Going from just a nice story in 1995 to winning Super Bowl MVP and bringing home the Denver Broncos’ first Super Bowl championship, Terrell Davis in 1996 and ’97 became a bona fide NFL superstar.
Denver, fresh off an 8-8 season in ’95, had some positives build on in the second year under head coach Mike Shannanan. With the unflappable John Elway at quarterback, Pro Bowl tight end Shannon Sharpe and a 1,000-yard rusher in Davis, the Broncos had the look and feel of a team that was starting to hit its stride.
Little did anyone know, Davis would take off and become the best backs in franchise history and in the NFL in general.
For the season, Davis improved on his rookie season by running for 1,538 and 13 touchdowns. Davis came out of the gate strong, rushing for at least 100 yards in four out of the first five games of the season as Denver staked itself to a 4-1 start. In 16 starts, Davis had seven games with at least 100 yards rushing – highlighted by a 194 yard, two-touchdown day in a win versus the Baltimore Ravens in Week 8.
Over the course of that season, Denver emerged as the likely candidate to represent the AFC in the Super Bowl, with Davis as the fulcrum of an offensive attack.

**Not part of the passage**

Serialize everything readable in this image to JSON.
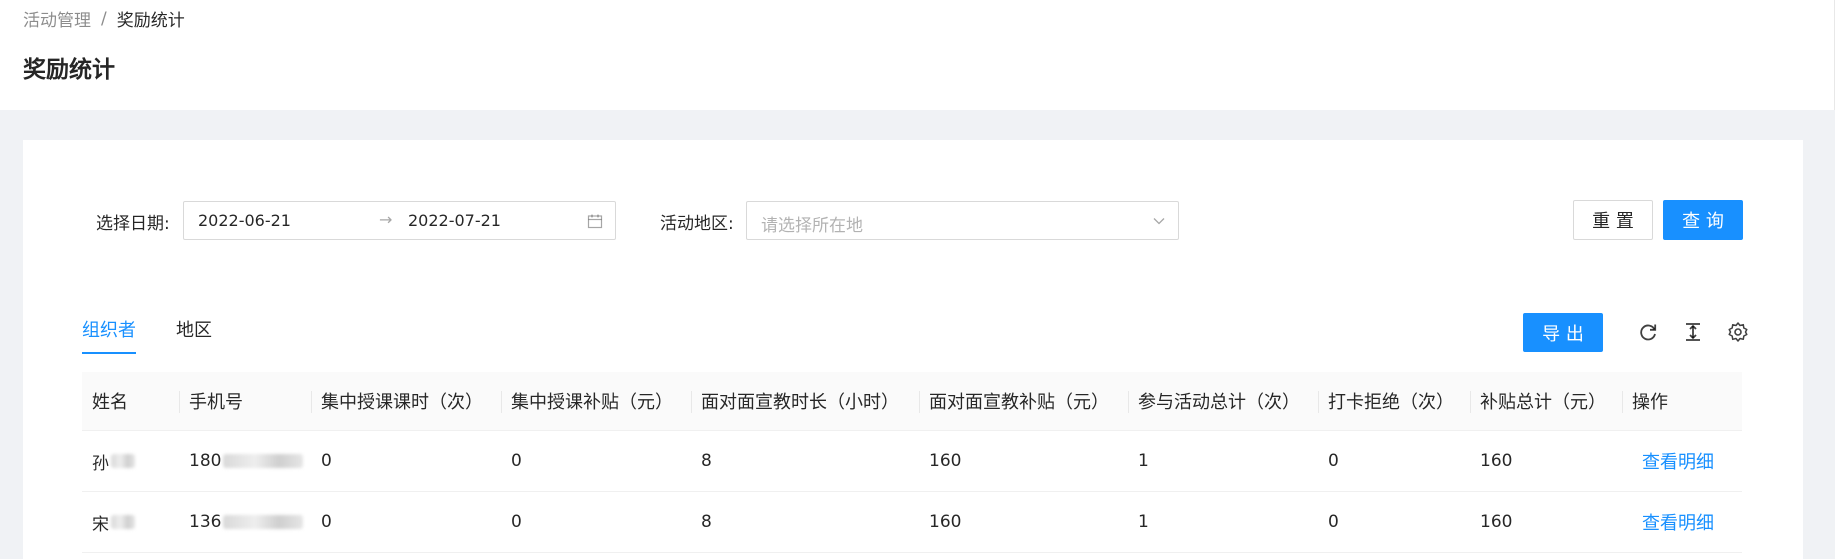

Denver finished 13-3, at one point going on a seven-game winning streak, and finished as the AFC’s number one overall seed to secure a home date with the Jacksonville Jaguars in the Divisional round. On a day that will always linger on the minds of Broncos Country, Davis rushed for 91 yards and a touchdown in a losing effort as Mark Brunell and company would end the Broncos’ season abruptly when the Jags stole a 30-27 win.
Although the season ended before anybody would have liked, Davis walked away that year as the AFC Offensive Player of the Year, earned his first trip to Pro Bowl and became an All-Pro. Davis supplied the complementary running game an aging Elway desperately needed after many seasons shouldering the offensive load on his own. With the loss to Jacksonville proving a difficult taste to get out of their mouths, Davis and the rest of his Denver teammates were eager to get revenge during the 1997 season.
There was something different to the Denver Broncos as they entered the ’97 season. That Denver team would go down as one for the ages with Hall of Famers in Elway, Sharpe, Gary Zimmerman and Davis on the offensive side of the ball and Pro Bowlers on defense in Steve Atwater, John Mobley and recently-signed, Neil Smith, from rival Kansas City. There was no resting on the laurels from 1996.
Davis got off to another hot start, this time rushing for at least 100 yards in Denver’s first four games of the year and five out of their first six. On a tear for most of the season, Davis rushed for 1,750 yards and 15 touchdowns, with season-high 207 of those coming in a win against Buffalo. A late-season slide cost Denver the AFC West that year, forcing the team to play in the first weekend of the playoffs against a familiar opponent in Jacksonville.
By fate or by circumstance, Denver exorcised their playoff demons and pulled away late to defeat the Jags, 42-17. Davis did his part, tearing up the Jacksonville defense to the tune of 184 yards and two touchdowns. The Broncos would lean heavily on Davis for their next two games on the road, with wins against the Chiefs in the Divisional round and in the AFC Championship game versus the Pittsburgh Steelers. Davis had at least 100 yards in each of those contests despite playing with a painful rib-injury that forced the running back to play with a flak jacket that postseason. Davis was the main offensive catalyst through the playoff run as the team prepared to take on the Green Bay Packers in Super Bowl XXXII.
Going down in Broncos lore, Davis feasted against the supposedly bigger, and more physical Packers. Gaining 157 yards in just three quarters of work, with a migraine headache costing him all of the second quarter, Davis scored three touchdowns that day, including the go-ahead score late in the fourth quarter to seal the game. For his efforts, Davis earned himself the Super Bowl MVP in his hometown of San Diego.
In reaching the pinnacle of the sport, Davis had achieved far more than what anyone could have possibly imagined when he first stepped on to the field as a rookie in a exhibition game in Japan. As of the premier players in the game, Davis satiated the starving appetites of the Denver faithful who had waited 37 years for a championship.